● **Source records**
——
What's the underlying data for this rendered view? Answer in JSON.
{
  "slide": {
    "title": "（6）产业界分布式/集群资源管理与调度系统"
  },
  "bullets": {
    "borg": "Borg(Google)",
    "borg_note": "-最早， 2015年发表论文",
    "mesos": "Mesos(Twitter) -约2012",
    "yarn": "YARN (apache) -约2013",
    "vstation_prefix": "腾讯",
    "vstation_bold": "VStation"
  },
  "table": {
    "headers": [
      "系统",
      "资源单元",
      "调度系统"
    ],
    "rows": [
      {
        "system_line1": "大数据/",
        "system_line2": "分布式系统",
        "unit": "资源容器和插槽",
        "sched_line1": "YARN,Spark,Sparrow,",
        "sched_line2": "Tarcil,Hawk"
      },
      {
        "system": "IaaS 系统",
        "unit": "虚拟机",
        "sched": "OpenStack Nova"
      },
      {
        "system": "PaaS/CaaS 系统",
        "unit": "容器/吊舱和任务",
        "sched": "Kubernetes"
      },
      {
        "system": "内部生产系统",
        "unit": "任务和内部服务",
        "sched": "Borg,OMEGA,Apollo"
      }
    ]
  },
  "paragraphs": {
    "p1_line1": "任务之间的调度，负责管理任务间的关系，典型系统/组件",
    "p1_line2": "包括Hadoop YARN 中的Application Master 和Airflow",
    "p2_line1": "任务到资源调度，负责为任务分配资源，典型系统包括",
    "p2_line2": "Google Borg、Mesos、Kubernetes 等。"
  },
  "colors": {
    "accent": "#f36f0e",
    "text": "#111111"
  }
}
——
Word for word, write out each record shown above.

● **Finished exercise**
What's the underlying data for this rendered view? Answer in JSON.
{
  "slide": {
    "title": "（6）产业界分布式/集群资源管理与调度系统"
  },
  "bullets": {
    "borg": "Borg(Google)",
    "borg_note": "-最早， 2015年发表论文",
    "mesos": "Mesos(Twitter) -约2012",
    "yarn": "YARN (apache) -约2013",
    "vstation_prefix": "腾讯",
    "vstation_bold": "VStation"
  },
  "table": {
    "headers": [
      "系统",
      "资源单元",
      "调度系统"
    ],
    "rows": [
      {
        "system_line1": "大数据/",
        "system_line2": "分布式系统",
        "unit": "资源容器和插槽",
        "sched_line1": "YARN,Spark,Sparrow,",
        "sched_line2": "Tarcil,Hawk"
      },
      {
        "system": "IaaS 系统",
        "unit": "虚拟机",
        "sched": "OpenStack Nova"
      },
      {
        "system": "PaaS/CaaS 系统",
        "unit": "容器/吊舱和任务",
        "sched": "Kubernetes"
      },
      {
        "system": "内部生产系统",
        "unit": "任务和内部服务",
        "sched": "Borg,OMEGA,Apollo"
      }
    ]
  },
  "paragraphs": {
    "p1_line1": "任务之间的调度，负责管理任务间的关系，典型系统/组件",
    "p1_line2": "包括Hadoop YARN 中的Application Master 和Airflow",
    "p2_line1": "任务到资源调度，负责为任务分配资源，典型系统包括",
    "p2_line2": "Google Borg、Mesos、Kubernetes 等。"
  },
  "colors": {
    "accent": "#f36f0e",
    "text": "#111111"
  }
}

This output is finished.